Lewis D. Gilbert’s TUGS: A Bigg Retrospective is a 2023 documentary, produced by independent outfit Insert Title Here Productions, and works to trace back the history of the 1989 ITV model-animated adventure drama TUGS. The show was the brainchild of Thomas the Tank Engine & Friends producer Robert D. Cardona and long-time series director David Mitton, and centered on rival fleets of sentient tugboats, set in a fictional American harbor during the Roaring 20s. The 13-episode show was one of the most expensive productions of its day, and easily the most expensive British children’s program at the time, utilizing elaborate model boats, massive sets, a talented cast of veteran voice artists, and an ambition beyond anything produced at the time.
And explosions. Lots of explosions. You can thank Mitton’s time with Gerry Anderson (and Terrahawks technician Ross King) for those.
A labor of love from all involved, the series’ expenses and inability to find American investors ultimately led to its unceremonious drawing-and-quartering in a string of bankruptcies and buyouts that scattered the rights to the four winds, making its reemergence into any form of syndication or home video just shy of completely impossible.
However, due to its ties with the cheeky blue tank engine, and its own merits as a boldly mature children’s drama, the series has grown a devout cult following over the years, and after the resurfacing of many props, production materials, and behind-the-scenes photographs across the 2010s, seemed ripe for an exploration and complete retrospective.
And that is precisely what it has received.
For the next two-and-a-half hours, I was treated to an onslaught of interviews from as much of the cast and crew as seemingly possible, detailing the trials, tribulations, joys, and excitement of working on a series as grand in scope and dense in technicality as TUGS. From the creation of the props to the complications of filming in the massive water tank in Shepperton Studios to the creation of voices and the recording sessions, the world unseen of this mammoth program is finally allowed into the light of day where it’s efforts can be appreciated. Of particular delight was hearing stage and screen veteran Shaun Prendergast (the voice of Star Tug switcher “Sunshine” and devious Z-Stack “Zak”) speak of his involvement and his interactions with fans over the years.

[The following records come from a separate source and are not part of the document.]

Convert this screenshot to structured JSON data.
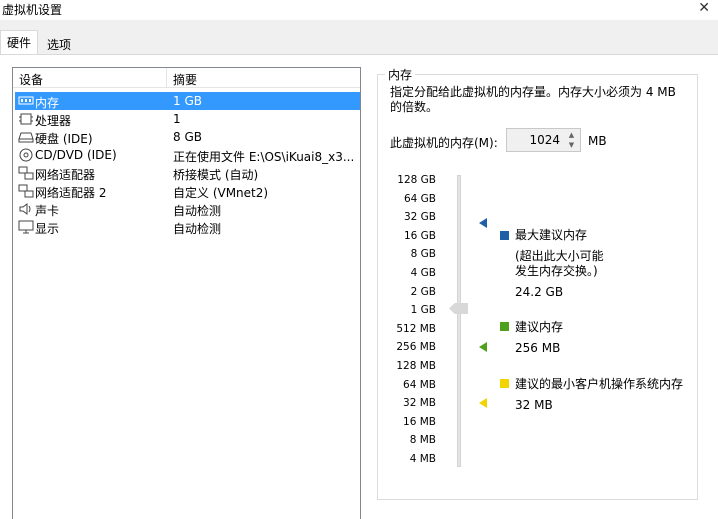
{
  "window": {
    "title": "虚拟机设置"
  },
  "tabs": [
    {
      "label": "硬件"
    },
    {
      "label": "选项"
    }
  ],
  "devices": {
    "header": {
      "device": "设备",
      "summary": "摘要"
    },
    "items": [
      {
        "name": "内存",
        "summary": "1 GB",
        "icon": "memory-icon"
      },
      {
        "name": "处理器",
        "summary": "1",
        "icon": "cpu-icon"
      },
      {
        "name": "硬盘 (IDE)",
        "summary": "8 GB",
        "icon": "harddisk-icon"
      },
      {
        "name": "CD/DVD (IDE)",
        "summary": "正在使用文件 E:\\OS\\iKuai8_x3...",
        "icon": "cd-icon"
      },
      {
        "name": "网络适配器",
        "summary": "桥接模式 (自动)",
        "icon": "network-icon"
      },
      {
        "name": "网络适配器 2",
        "summary": "自定义 (VMnet2)",
        "icon": "network-icon"
      },
      {
        "name": "声卡",
        "summary": "自动检测",
        "icon": "sound-icon"
      },
      {
        "name": "显示",
        "summary": "自动检测",
        "icon": "display-icon"
      }
    ]
  },
  "memory": {
    "group_title": "内存",
    "description": "指定分配给此虚拟机的内存量。内存大小必须为 4 MB 的倍数。",
    "label": "此虚拟机的内存(M):",
    "value": "1024",
    "unit": "MB",
    "scale": [
      "128 GB",
      "64 GB",
      "32 GB",
      "16 GB",
      "8 GB",
      "4 GB",
      "2 GB",
      "1 GB",
      "512 MB",
      "256 MB",
      "128 MB",
      "64 MB",
      "32 MB",
      "16 MB",
      "8 MB",
      "4 MB"
    ],
    "max_recommended": {
      "title": "最大建议内存",
      "note_line1": "(超出此大小可能",
      "note_line2": "发生内存交换。)",
      "value": "24.2 GB",
      "color": "#1e5fa8"
    },
    "recommended": {
      "title": "建议内存",
      "value": "256 MB",
      "color": "#4fa01c"
    },
    "min_guest": {
      "title": "建议的最小客户机操作系统内存",
      "value": "32 MB",
      "color": "#f1d400"
    }
  }
}
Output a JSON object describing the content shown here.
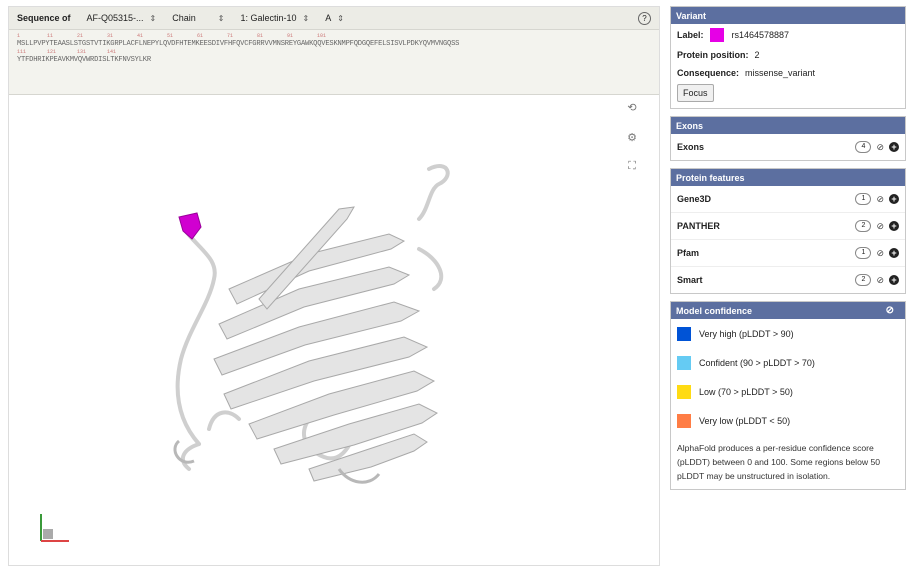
{
  "toolbar": {
    "sequence_of": "Sequence of",
    "model": "AF-Q05315-...",
    "chain_label": "Chain",
    "entity": "1: Galectin-10",
    "chain": "A",
    "help_icon": "?"
  },
  "sequence": {
    "lines": [
      {
        "numbers": "1         11        21        31        41        51        61        71        81        91        101",
        "text": "MSLLPVPYTEAASLSTGSTVTIKGRPLACFLNEPYLQVDFHTEMKEESDIVFHFQVCFGRRVVMNSREYGAWKQQVESKNMPFQDGQEFELSISVLPDKYQVMVNGQSS"
      },
      {
        "numbers": "111       121       131       141",
        "text": "YTFDHRIKPEAVKMVQVWRDISLTKFNVSYLKR"
      }
    ]
  },
  "viewer_controls": {
    "reset": "⟲",
    "settings": "⚙",
    "expand": "⛶"
  },
  "variant": {
    "header": "Variant",
    "label_key": "Label:",
    "label_value": "rs1464578887",
    "label_color": "#e600e6",
    "position_key": "Protein position:",
    "position_value": "2",
    "consequence_key": "Consequence:",
    "consequence_value": "missense_variant",
    "focus_button": "Focus"
  },
  "exons": {
    "header": "Exons",
    "rows": [
      {
        "name": "Exons",
        "count": "4"
      }
    ]
  },
  "protein_features": {
    "header": "Protein features",
    "rows": [
      {
        "name": "Gene3D",
        "count": "1"
      },
      {
        "name": "PANTHER",
        "count": "2"
      },
      {
        "name": "Pfam",
        "count": "1"
      },
      {
        "name": "Smart",
        "count": "2"
      }
    ]
  },
  "model_confidence": {
    "header": "Model confidence",
    "levels": [
      {
        "label": "Very high (pLDDT > 90)",
        "color": "#0053d6"
      },
      {
        "label": "Confident (90 > pLDDT > 70)",
        "color": "#65cbf3"
      },
      {
        "label": "Low (70 > pLDDT > 50)",
        "color": "#ffdb13"
      },
      {
        "label": "Very low (pLDDT < 50)",
        "color": "#ff7d45"
      }
    ],
    "note": "AlphaFold produces a per-residue confidence score (pLDDT) between 0 and 100. Some regions below 50 pLDDT may be unstructured in isolation."
  }
}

Even for those who couldn’t be interviewed, be it for logistics, scheduling, or the sad fact that many are long since gone, you get a great feel for everyone involved. There’s nothing but fond memories and a sincere love for the program, something amplified by a specific section devoted to the fanbase of the program. And to be 100% honest, this section is probably the only part of the film I’d recommend having been cut down. Hearing from the fans is more than worthwhile, but the segment does drag the pacing down something fierce, especially after having been treated to such a rapidly delivered wealth of never-before-seen and heard anecdotes that keeps the film moving at top speed.

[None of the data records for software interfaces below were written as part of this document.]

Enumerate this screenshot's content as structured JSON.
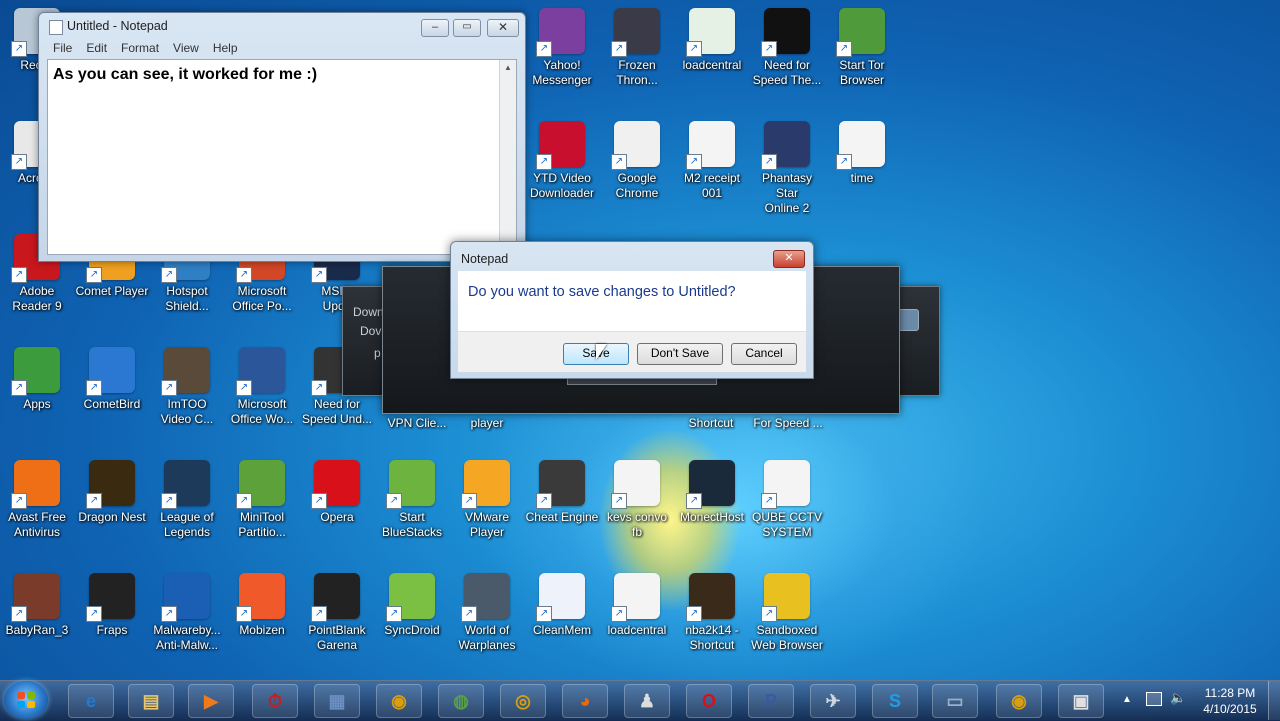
{
  "notepad": {
    "title": "Untitled - Notepad",
    "menu": [
      "File",
      "Edit",
      "Format",
      "View",
      "Help"
    ],
    "text": "As you can see, it worked for me :)"
  },
  "dialog": {
    "title": "Notepad",
    "message": "Do you want to save changes to Untitled?",
    "save_label": "Save",
    "dont_save_label": "Don't Save",
    "cancel_label": "Cancel"
  },
  "background_windows": {
    "dark_left_text": [
      "Down",
      "Dov",
      "p"
    ],
    "dark_bottom_labels": [
      "VPN Clie...",
      "player",
      "Shortcut",
      "For Speed ..."
    ]
  },
  "desktop_icons": [
    {
      "label": "Recyc",
      "color": "#b8c7d6",
      "name": "recycle-bin"
    },
    {
      "label": "Acroba",
      "color": "#e8e8e8",
      "name": "acrobat"
    },
    {
      "label": "Adobe\nReader 9",
      "color": "#c9171e",
      "name": "adobe-reader"
    },
    {
      "label": "Apps",
      "color": "#3c9b3c",
      "name": "apps"
    },
    {
      "label": "Avast Free\nAntivirus",
      "color": "#ef6f16",
      "name": "avast"
    },
    {
      "label": "BabyRan_3",
      "color": "#7a3b2a",
      "name": "babyran"
    },
    {
      "label": "Comet Player",
      "color": "#f0a020",
      "name": "comet-player"
    },
    {
      "label": "CometBird",
      "color": "#2a78d2",
      "name": "cometbird"
    },
    {
      "label": "Dragon Nest",
      "color": "#3a2a10",
      "name": "dragon-nest"
    },
    {
      "label": "Fraps",
      "color": "#222222",
      "name": "fraps"
    },
    {
      "label": "Hotspot\nShield...",
      "color": "#2f7fc4",
      "name": "hotspot-shield"
    },
    {
      "label": "ImTOO\nVideo C...",
      "color": "#5a4a3a",
      "name": "imtoo"
    },
    {
      "label": "League of\nLegends",
      "color": "#1e3a5a",
      "name": "league-of-legends"
    },
    {
      "label": "Malwareby...\nAnti-Malw...",
      "color": "#1a5fb4",
      "name": "malwarebytes"
    },
    {
      "label": "Microsoft\nOffice Po...",
      "color": "#d24726",
      "name": "office-powerpoint"
    },
    {
      "label": "Microsoft\nOffice Wo...",
      "color": "#2b579a",
      "name": "office-word"
    },
    {
      "label": "MiniTool\nPartitio...",
      "color": "#5da13a",
      "name": "minitool"
    },
    {
      "label": "Mobizen",
      "color": "#f05a2a",
      "name": "mobizen"
    },
    {
      "label": "MSI L\nUpda",
      "color": "#1a2a4a",
      "name": "msi-update"
    },
    {
      "label": "Need for\nSpeed Und...",
      "color": "#333333",
      "name": "nfs-underground"
    },
    {
      "label": "Opera",
      "color": "#d8101a",
      "name": "opera"
    },
    {
      "label": "PointBlank\nGarena",
      "color": "#222222",
      "name": "pointblank"
    },
    {
      "label": "Start\nBlueStacks",
      "color": "#6cb33f",
      "name": "bluestacks"
    },
    {
      "label": "SyncDroid",
      "color": "#7bc043",
      "name": "syncdroid"
    },
    {
      "label": "VMware\nPlayer",
      "color": "#f5a623",
      "name": "vmware"
    },
    {
      "label": "World of\nWarplanes",
      "color": "#4a5a6a",
      "name": "world-of-warplanes"
    },
    {
      "label": "Yahoo!\nMessenger",
      "color": "#7b3fa0",
      "name": "yahoo-messenger"
    },
    {
      "label": "YTD Video\nDownloader",
      "color": "#c8102e",
      "name": "ytd"
    },
    {
      "label": "Cheat Engine",
      "color": "#3a3a3a",
      "name": "cheat-engine"
    },
    {
      "label": "CleanMem",
      "color": "#eef3fb",
      "name": "cleanmem"
    },
    {
      "label": "Frozen\nThron...",
      "color": "#3a3a48",
      "name": "frozen-throne"
    },
    {
      "label": "Google\nChrome",
      "color": "#f0f0f0",
      "name": "chrome"
    },
    {
      "label": "kevs convo\nfb",
      "color": "#f4f4f4",
      "name": "kevs-convo"
    },
    {
      "label": "loadcentral",
      "color": "#f4f4f4",
      "name": "loadcentral-2"
    },
    {
      "label": "loadcentral",
      "color": "#e4f1e4",
      "name": "loadcentral"
    },
    {
      "label": "M2 receipt\n001",
      "color": "#f4f4f4",
      "name": "m2-receipt"
    },
    {
      "label": "MonectHost",
      "color": "#1a2a3a",
      "name": "monecthost"
    },
    {
      "label": "nba2k14 -\nShortcut",
      "color": "#3a2a1a",
      "name": "nba2k14"
    },
    {
      "label": "Need for\nSpeed The...",
      "color": "#111111",
      "name": "nfs-the-run"
    },
    {
      "label": "Phantasy Star\nOnline 2",
      "color": "#2a3a6a",
      "name": "pso2"
    },
    {
      "label": "QUBE CCTV\nSYSTEM",
      "color": "#f4f4f4",
      "name": "qube-cctv"
    },
    {
      "label": "Sandboxed\nWeb Browser",
      "color": "#e8c020",
      "name": "sandboxed-browser"
    },
    {
      "label": "Start Tor\nBrowser",
      "color": "#4f9a3a",
      "name": "tor-browser"
    },
    {
      "label": "time",
      "color": "#f4f4f4",
      "name": "time"
    }
  ],
  "taskbar": {
    "time": "11:28 PM",
    "date": "4/10/2015",
    "apps": [
      {
        "name": "ie",
        "glyph": "e",
        "color": "#1e7bd6"
      },
      {
        "name": "explorer",
        "glyph": "▤",
        "color": "#e8c46a"
      },
      {
        "name": "media-player",
        "glyph": "▶",
        "color": "#f07a1a"
      },
      {
        "name": "task-scheduler",
        "glyph": "⏱",
        "color": "#c81e1e"
      },
      {
        "name": "notepad-task",
        "glyph": "▦",
        "color": "#6a8fc0"
      },
      {
        "name": "chrome-task",
        "glyph": "◉",
        "color": "#d8a010"
      },
      {
        "name": "tor-task",
        "glyph": "◍",
        "color": "#58a048"
      },
      {
        "name": "ring-task",
        "glyph": "◎",
        "color": "#d8a010"
      },
      {
        "name": "firefox-task",
        "glyph": "◕",
        "color": "#e86a10"
      },
      {
        "name": "figure-task",
        "glyph": "♟",
        "color": "#dddddd"
      },
      {
        "name": "opera-task",
        "glyph": "O",
        "color": "#d8101a"
      },
      {
        "name": "pso-task",
        "glyph": "P",
        "color": "#3a5aa0"
      },
      {
        "name": "warplanes-task",
        "glyph": "✈",
        "color": "#cfd8e0"
      },
      {
        "name": "skype-task",
        "glyph": "S",
        "color": "#1aa0e8"
      },
      {
        "name": "notes-task",
        "glyph": "▭",
        "color": "#9ab0c8"
      },
      {
        "name": "chrome2-task",
        "glyph": "◉",
        "color": "#d8a010"
      },
      {
        "name": "folder-task",
        "glyph": "▣",
        "color": "#e0e0e0"
      }
    ]
  }
}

But aside from that, and some minor issues with the titles and text (the credit scroll happens way too fast, even knowing it’s a call-back to the original series’ end credits), TUGS: A Bigg Retrospective is such a beautiful work of passion that manages to do what I hoped it would: play things hands-off. Through a brilliant tribute to series narrator Patrick Allen, performed to perfection by Sean Ruttledge, the narration is even-handed, sparse, and occasionally humorous, but most important of all, never gets in the way of the film. It’s established at the outset, and its periodical appearance is never grating nor unwelcome. And best of all, it lets the interviewees and the wealth of materials speak for themselves, rather than superimpose some frivolous storyline or milk profundity out of the subject. Every frame of this film pays respect to its subject matter, from the opening narration to the amusing post-credits quip from modelmaker Jeremy King, and it allows its story to be told unencumbered.

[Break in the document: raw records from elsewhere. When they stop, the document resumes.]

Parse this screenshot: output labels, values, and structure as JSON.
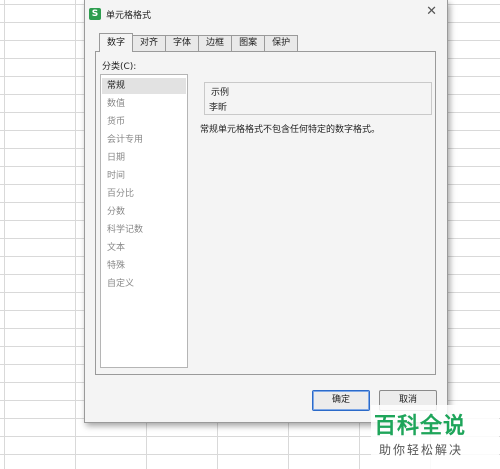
{
  "dialog": {
    "title": "单元格格式",
    "app_icon_glyph": "S",
    "close_glyph": "✕"
  },
  "tabs": [
    {
      "label": "数字",
      "active": true
    },
    {
      "label": "对齐"
    },
    {
      "label": "字体"
    },
    {
      "label": "边框"
    },
    {
      "label": "图案"
    },
    {
      "label": "保护"
    }
  ],
  "category": {
    "label": "分类(C):",
    "items": [
      "常规",
      "数值",
      "货币",
      "会计专用",
      "日期",
      "时间",
      "百分比",
      "分数",
      "科学记数",
      "文本",
      "特殊",
      "自定义"
    ],
    "selected": "常规"
  },
  "sample": {
    "label": "示例",
    "value": "李昕"
  },
  "description": "常规单元格格式不包含任何特定的数字格式。",
  "buttons": {
    "ok": "确定",
    "cancel": "取消"
  },
  "annotation": {
    "color": "#d92c2c"
  },
  "watermark": {
    "main": "百科全说",
    "sub": "助你轻松解决"
  },
  "colors": {
    "accent_green": "#1ea55a",
    "highlight_red": "#d92c2c"
  }
}
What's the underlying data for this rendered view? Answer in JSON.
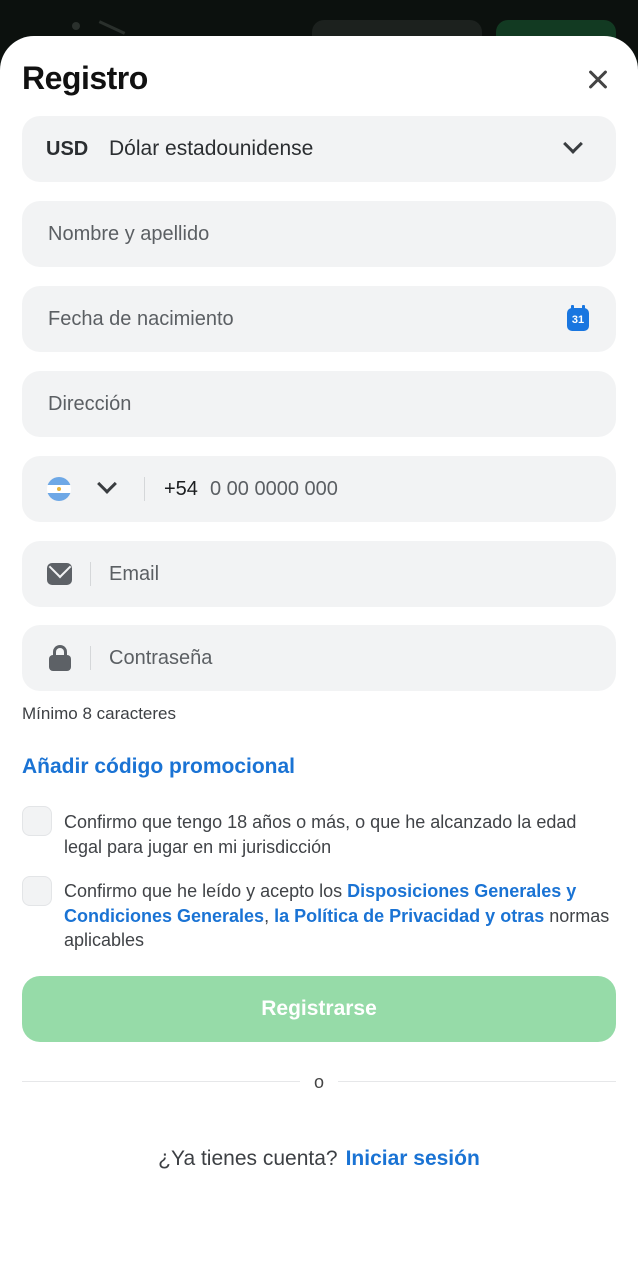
{
  "header": {
    "title": "Registro"
  },
  "currency": {
    "code": "USD",
    "name": "Dólar estadounidense"
  },
  "fields": {
    "full_name_placeholder": "Nombre y apellido",
    "birthdate_placeholder": "Fecha de nacimiento",
    "calendar_day": "31",
    "address_placeholder": "Dirección",
    "phone_prefix": "+54",
    "phone_placeholder": "0 00 0000 000",
    "email_placeholder": "Email",
    "password_placeholder": "Contraseña"
  },
  "password_hint": "Mínimo 8 caracteres",
  "promo_link": "Añadir código promocional",
  "consents": {
    "age_text": "Confirmo que tengo 18 años o más, o que he alcanzado la edad legal para jugar en mi jurisdicción",
    "terms_prefix": "Confirmo que he leído y acepto los ",
    "terms_link1": "Disposiciones Generales y Condiciones Generales",
    "terms_sep": ", ",
    "terms_link2": "la Política de Privacidad y otras",
    "terms_suffix": " normas aplicables"
  },
  "register_button": "Registrarse",
  "divider_text": "o",
  "login": {
    "prompt": "¿Ya tienes cuenta?",
    "link": "Iniciar sesión"
  },
  "colors": {
    "accent_link": "#1a73d4",
    "register_button_disabled": "#96dba8",
    "field_bg": "#f2f3f4"
  },
  "icons": [
    "close-icon",
    "chevron-down-icon",
    "calendar-icon",
    "argentina-flag-icon",
    "mail-icon",
    "lock-icon"
  ]
}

You can find TUGS: A Bigg Retrospective available on YouTube and I highly encourage everyone to go see it. Whether you are a devotee of the show, curious what the lads behind Thomas the Tank Engine pulled off beyond the famed Island of Sodor, or are willing to hear out a story yet to be told in full, Gilbert & Company’s production has set the benchmark and will likely be a go-to fountain of knowledge for anyone wishing to learn more about the true power behind the docks and waterways that made up Bigg City Port all those years ago. Hats off to all involved in the series, involved in this production, and the legions of fans whose undying interest undoubtedly willed this into being.
Now that’s what I call documentary.